Two experienced guides, one Israeli, one Palestinian, traded off presentations designed to introduce participants into the overriding narratives in the region regarding the current situation. And, unsurprisingly, to suggest that it is black and white, and only two-sided, is erroneous. Yet, many of us were only familiar with one or the other. (I have had an excellent introduction to Judaism and Israel, through the Shalom Hartmann Institute and the Russell Berrie Fellowship, but, while I have a good grasp of Islam generally, the specific Palestinian story was less firm in my mind; others had the opposite experience).
The most impressive feature was probably the positive dynamic between our two guides, and their openness to learn from one another, even as we learned from them. AS much as was possible, we had them both together, though occasionally separately.
We started with a presentation on the history of Zionism and its various movements. Then a presentation on Palestinian nationalism, and the shift from Arab to pan-Islam identity. We drove from Jerusalem to Jaffa-Tel Aviv along Route One, getting an interwoven dialogue of the history of the Israeli War of Independence; the displacement of Palestinians (mostly Muslim) from Israel and of Jews from the Arab countries (in roughly equal numbers); the stories of villages destroyed and of those survived. We visited the old city of Jaffa, the first Jewish neighborhood outside the old city, Neve Tzedek, and ended at Rabin Square, visiting the site of the former Prime Minister’s 1995 assassination.
Oh, and we saw a couple gazelle along the road, too.
Our second day included a presentation by a couple of young workers involved in the Christian Peacemaker Teams based in Hebron, detailing their role as observers of the relationship between the Palestinian locals, Israeli settlers, the IDF and Border Patrol.
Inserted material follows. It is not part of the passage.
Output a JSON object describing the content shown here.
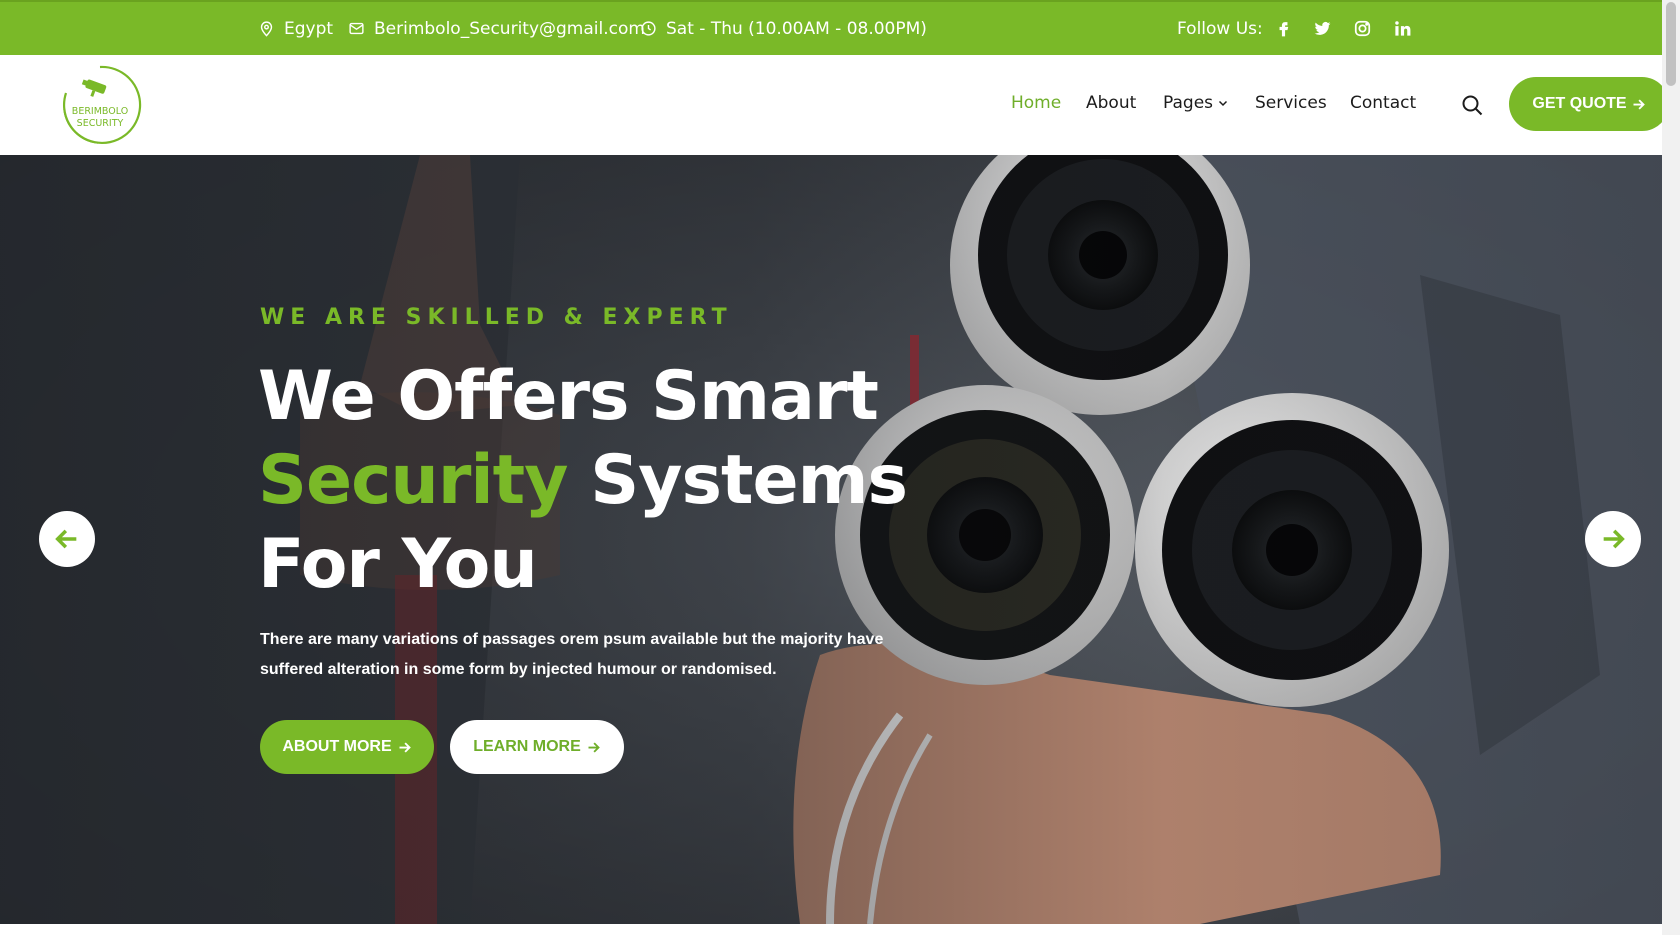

Lunch at a famous restaurant above Shepherd’s Field, The Tent, was delicious and enlightening,conversation lead as it was by the regional director of the Alliance for Middle East Peace, a “network of organizations that conduct civil society work in conflict transformation, development, coexistence and cooperative activities…among Israelis, Palestinians, Arabs, and Jews.” In the afternoon we visited with a Christian Palestinian and an Israeli Jew, a former Seattleite turned settler, involved in an organization called Roots, which “draws Israelis and Palestinians who, despite living next to each other, are separated by walls of fear- not just fear of each other, but even of the price of peace.” We rounded out the day at the disputed Israeli development at Efrat, located in Judea/West Bank. A current population of about 10,000 is split into roughly 20% secular, 20% Haredi (“ultra-Orthodox”), and 60% Orthodox/Observant Jews, it was founded in 1983.
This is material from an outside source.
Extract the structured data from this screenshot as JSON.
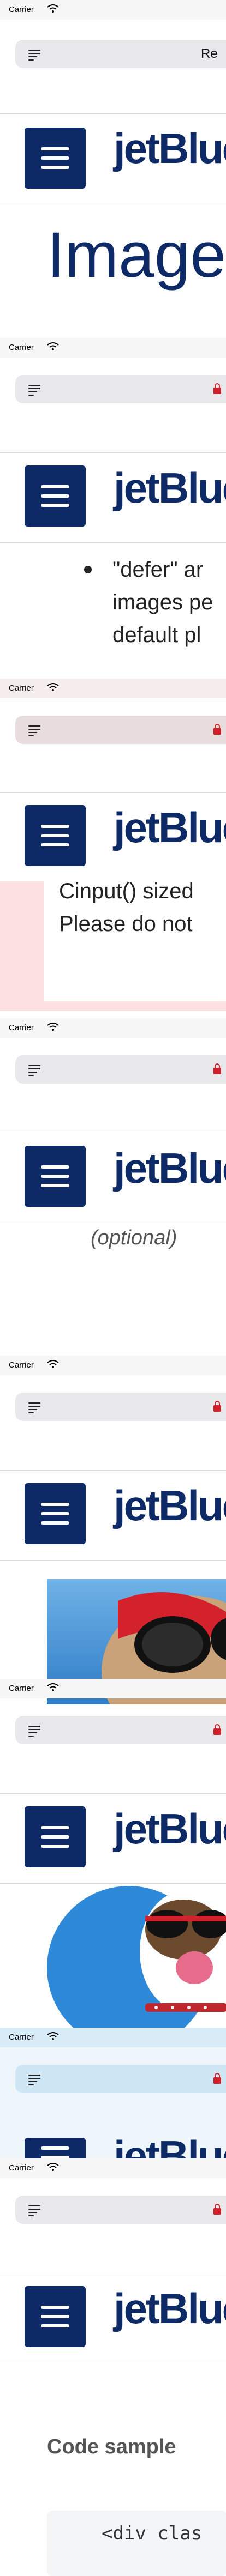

At the end of the day as we gathered for evening prayer, we found Tantur overrun by children. Turns out the seasonal gathering of Kids4Peace had been bumped out of their scheduled location and had had some trouble finding a place – some locations made some members uncomfortable, and unbelievably, some places did not want them. Who could object to kids wanting peace, getting to know each other? It was a beautiful benediction wrapping up a couple of intensive days, and a compelling reminder of what is at stake here in the land called holy.
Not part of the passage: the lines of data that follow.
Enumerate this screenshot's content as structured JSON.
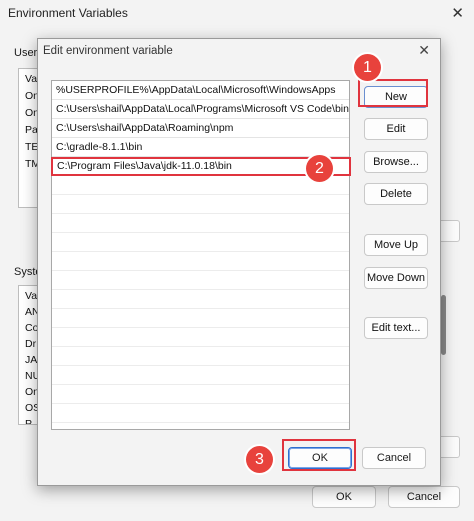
{
  "background_window": {
    "title": "Environment Variables",
    "close_glyph": "✕",
    "user_group_label": "User",
    "user_list_items": [
      "Va",
      "On",
      "On",
      "Pa",
      "TE",
      "TM"
    ],
    "system_group_label": "Syste",
    "system_list_items": [
      "Va",
      "AN",
      "Co",
      "Dr",
      "JA",
      "NU",
      "On",
      "OS",
      "P"
    ],
    "ok_label": "OK",
    "cancel_label": "Cancel"
  },
  "dialog": {
    "title": "Edit environment variable",
    "close_glyph": "✕",
    "paths": [
      "%USERPROFILE%\\AppData\\Local\\Microsoft\\WindowsApps",
      "C:\\Users\\shail\\AppData\\Local\\Programs\\Microsoft VS Code\\bin",
      "C:\\Users\\shail\\AppData\\Roaming\\npm",
      "C:\\gradle-8.1.1\\bin",
      "C:\\Program Files\\Java\\jdk-11.0.18\\bin"
    ],
    "selected_index": 4,
    "buttons": {
      "new": "New",
      "edit": "Edit",
      "browse": "Browse...",
      "delete": "Delete",
      "move_up": "Move Up",
      "move_down": "Move Down",
      "edit_text": "Edit text..."
    },
    "ok_label": "OK",
    "cancel_label": "Cancel"
  },
  "annotations": {
    "badge_1": "1",
    "badge_2": "2",
    "badge_3": "3",
    "color": "#e0343e"
  },
  "colors": {
    "window_bg": "#f3f3f3",
    "list_bg": "#ffffff",
    "highlight_red": "#e0343e",
    "default_button_border": "#2f6fd0"
  }
}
While still processing much of the information and experience, i am a small step closer to understanding each of the narratives that often seem impossible to come from the same situation. And there are, as in every situation, exceptions and variations. It is also amazing how people living in such a small area,in such close proximity to one another can have so little contact with each other. This is one of the dangers of the current situation. As a couple people have noted, at least the older residents remember living side by side with someone who was “other”. Now, for the millennials, this sort of thing has never been part of their experience. How much easier is it, then, to establish increasingly divergent narratives?